▶ What you will do
From the data below, return all lines holding the string "JSON".

▶ Record set
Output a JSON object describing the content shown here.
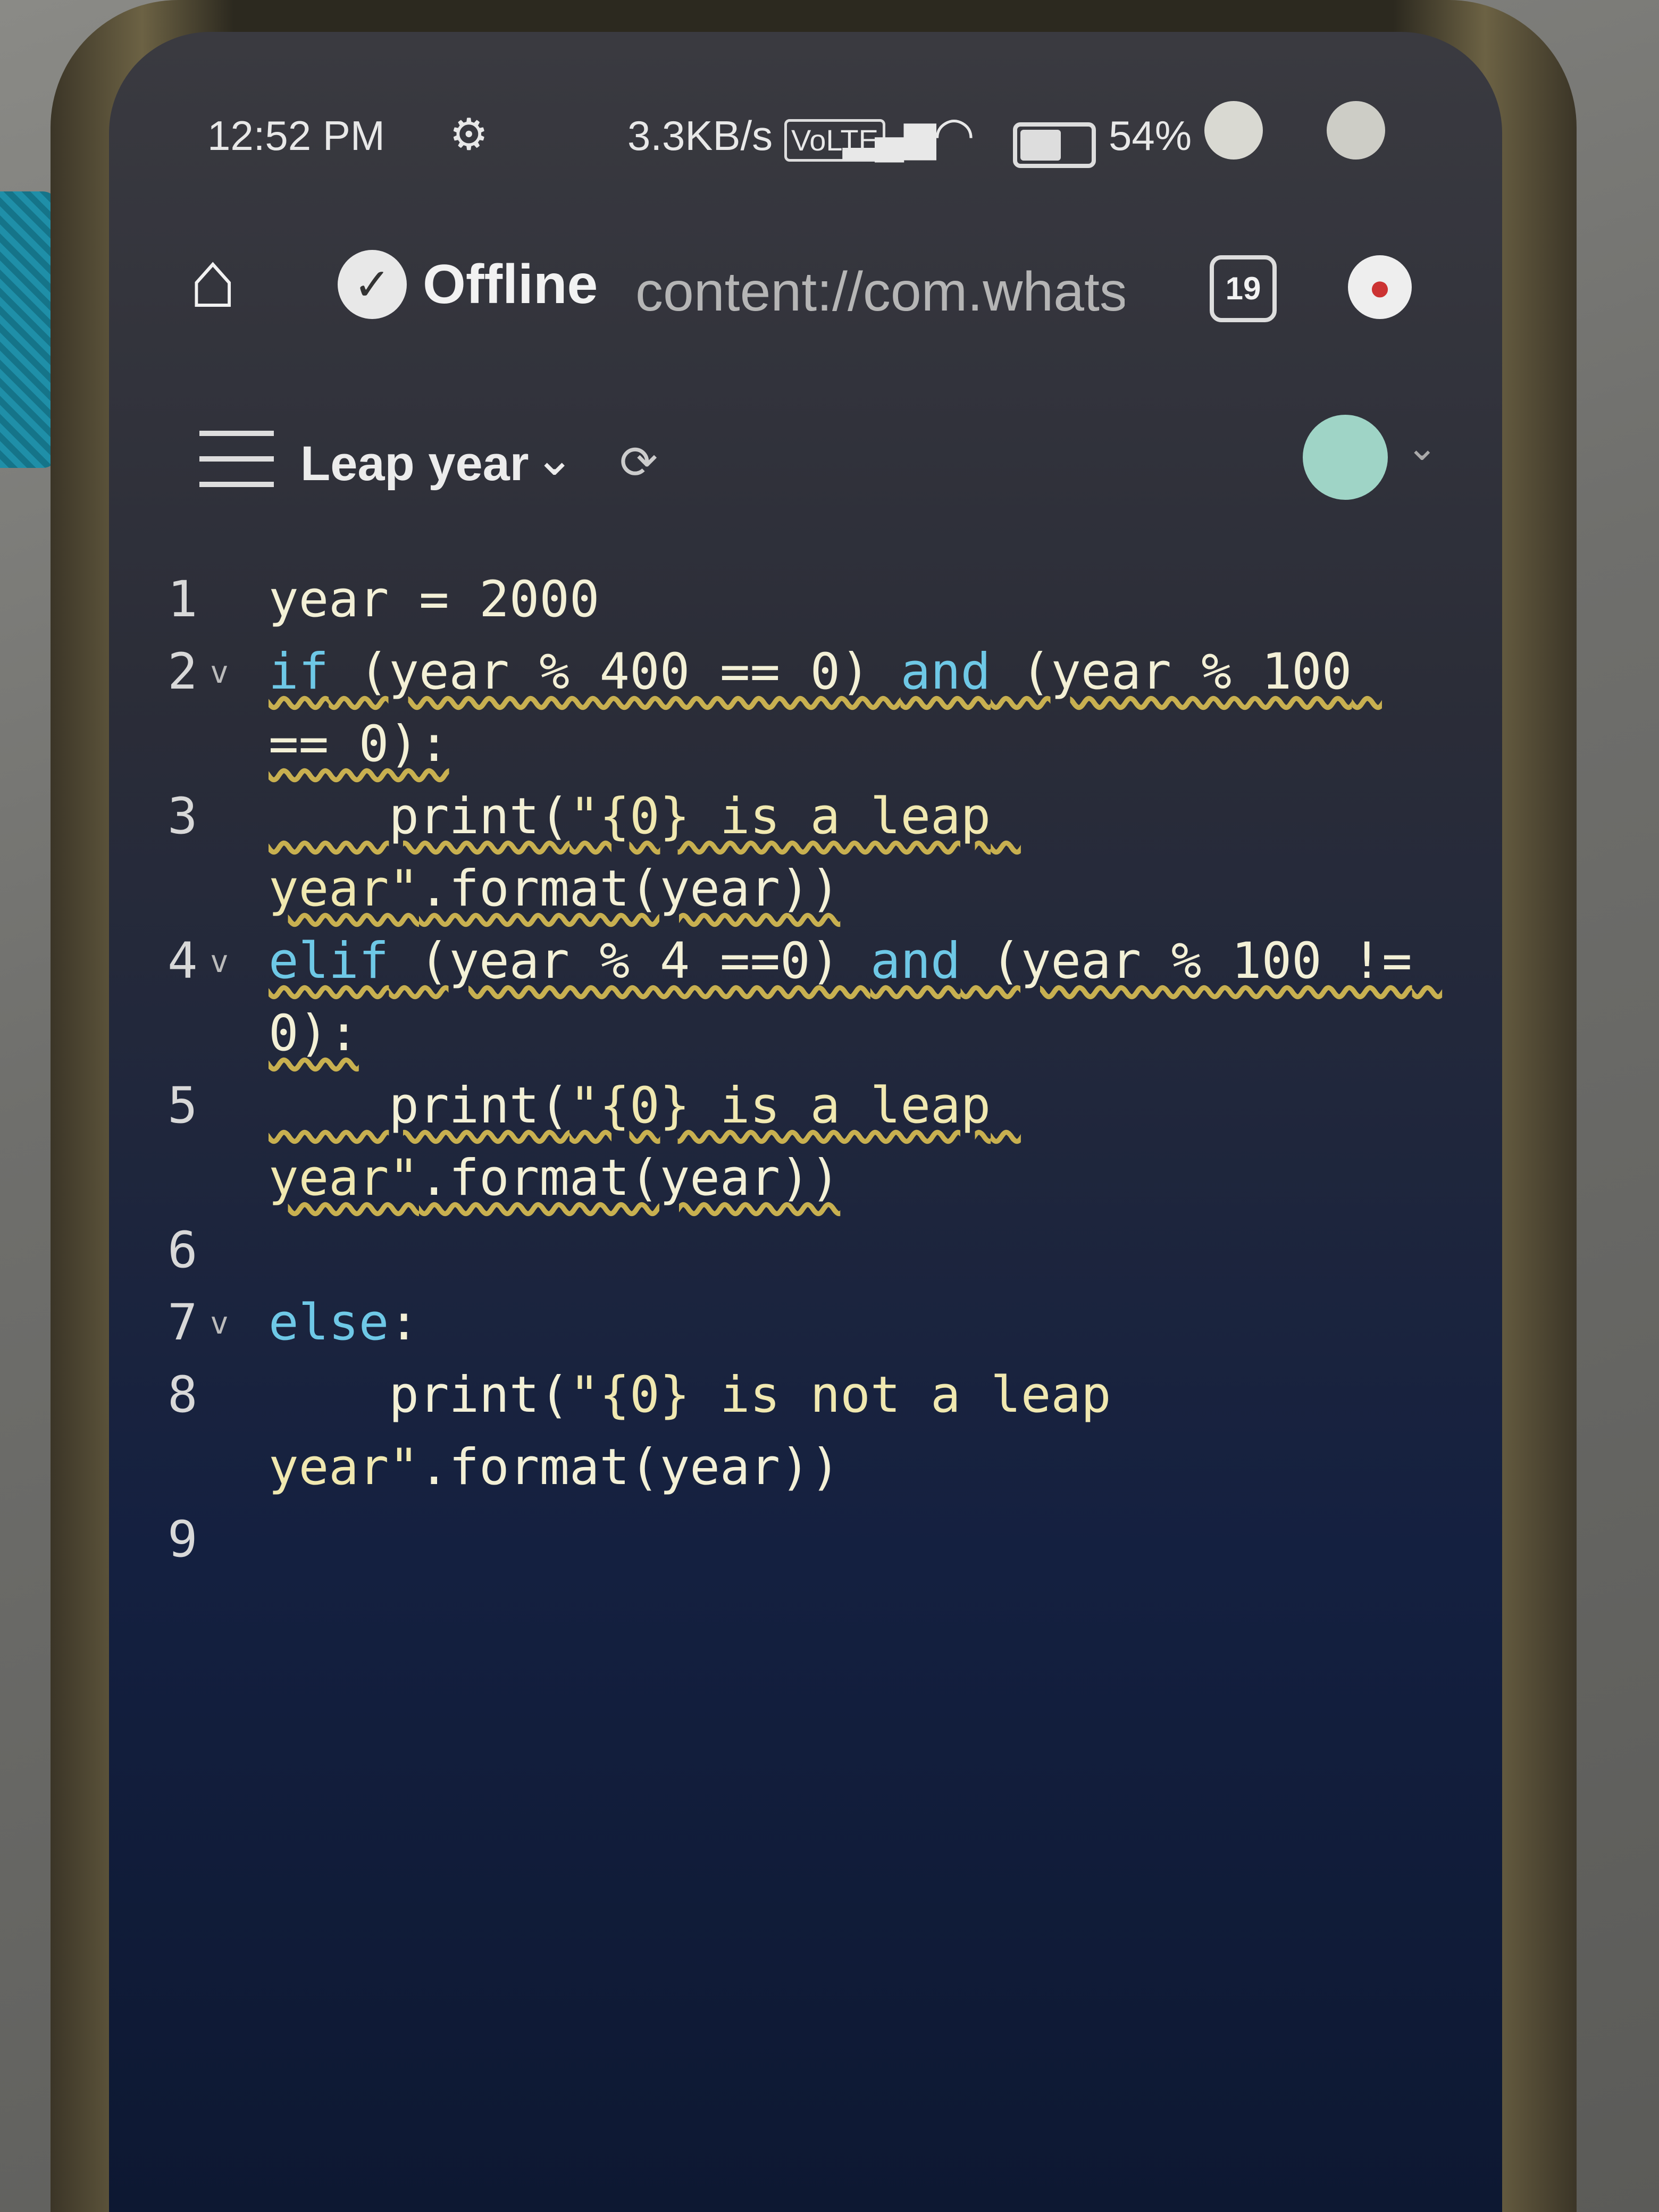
{
  "status_bar": {
    "time": "12:52 PM",
    "extra": "⬤⬤",
    "net_speed": "3.3KB/s",
    "sim": "VoLTE",
    "signal": "4G ▂▄▆█",
    "battery_percent": "54%",
    "battery_level": 0.54
  },
  "browser": {
    "status": "Offline",
    "url": "content://com.whats",
    "tab_count": "19"
  },
  "editor": {
    "title": "Leap year",
    "lines": [
      {
        "num": "1",
        "fold": "",
        "code": "year = 2000"
      },
      {
        "num": "2",
        "fold": "v",
        "code": "if (year % 400 == 0) and (year % 100 == 0):"
      },
      {
        "num": "3",
        "fold": "",
        "code": "    print(\"{0} is a leap year\".format(year))"
      },
      {
        "num": "4",
        "fold": "v",
        "code": "elif (year % 4 ==0) and (year % 100 != 0):"
      },
      {
        "num": "5",
        "fold": "",
        "code": "    print(\"{0} is a leap year\".format(year))"
      },
      {
        "num": "6",
        "fold": "",
        "code": ""
      },
      {
        "num": "7",
        "fold": "v",
        "code": "else:"
      },
      {
        "num": "8",
        "fold": "",
        "code": "    print(\"{0} is not a leap year\".format(year))"
      },
      {
        "num": "9",
        "fold": "",
        "code": ""
      }
    ]
  },
  "icons": {
    "home": "home-icon",
    "check": "check-icon",
    "sync": "sync-icon",
    "menu": "menu-icon",
    "gear": "gear-icon",
    "wifi": "wifi-icon"
  },
  "colors": {
    "keyword": "#6ec8e6",
    "code_text": "#f3f0d6",
    "warning_squiggle": "#c8b050"
  }
}
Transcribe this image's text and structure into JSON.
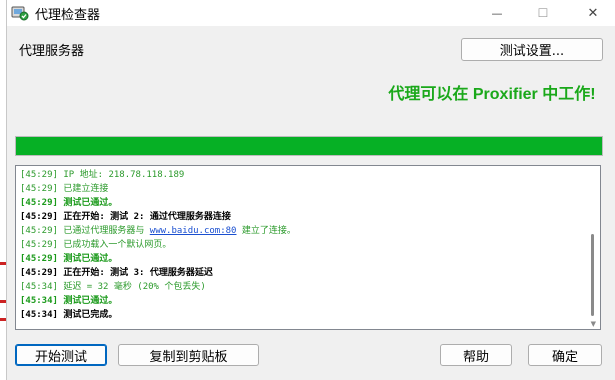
{
  "window": {
    "title": "代理检查器",
    "minimize_glyph": "—",
    "maximize_glyph": "☐",
    "close_glyph": "✕"
  },
  "server_label": "代理服务器",
  "settings_button": "测试设置...",
  "status": {
    "text": "代理可以在 Proxifier 中工作!",
    "color": "#1aa81a"
  },
  "progress": {
    "percent": 100,
    "color": "#06b025"
  },
  "log": [
    {
      "type": "info",
      "text": "[45:29] IP 地址: 218.78.118.189"
    },
    {
      "type": "info",
      "text": "[45:29] 已建立连接"
    },
    {
      "type": "ok",
      "text": "[45:29] 测试已通过。"
    },
    {
      "type": "hd",
      "text": "[45:29] 正在开始: 测试 2: 通过代理服务器连接"
    },
    {
      "type": "info",
      "text": "[45:29] 已通过代理服务器与 ",
      "link": "www.baidu.com:80",
      "after": " 建立了连接。"
    },
    {
      "type": "info",
      "text": "[45:29] 已成功载入一个默认网页。"
    },
    {
      "type": "ok",
      "text": "[45:29] 测试已通过。"
    },
    {
      "type": "hd",
      "text": "[45:29] 正在开始: 测试 3: 代理服务器延迟"
    },
    {
      "type": "info",
      "text": "[45:34] 延迟 = 32 毫秒 (20% 个包丢失)"
    },
    {
      "type": "ok",
      "text": "[45:34] 测试已通过。"
    },
    {
      "type": "hd",
      "text": "[45:34] 测试已完成。"
    }
  ],
  "buttons": {
    "start": "开始测试",
    "copy": "复制到剪贴板",
    "help": "帮助",
    "ok": "确定"
  },
  "icons": {
    "app": "proxy-checker-icon"
  }
}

▶ Solution
Output a JSON object describing the content shown here.
Transcribe this image's text and structure into JSON.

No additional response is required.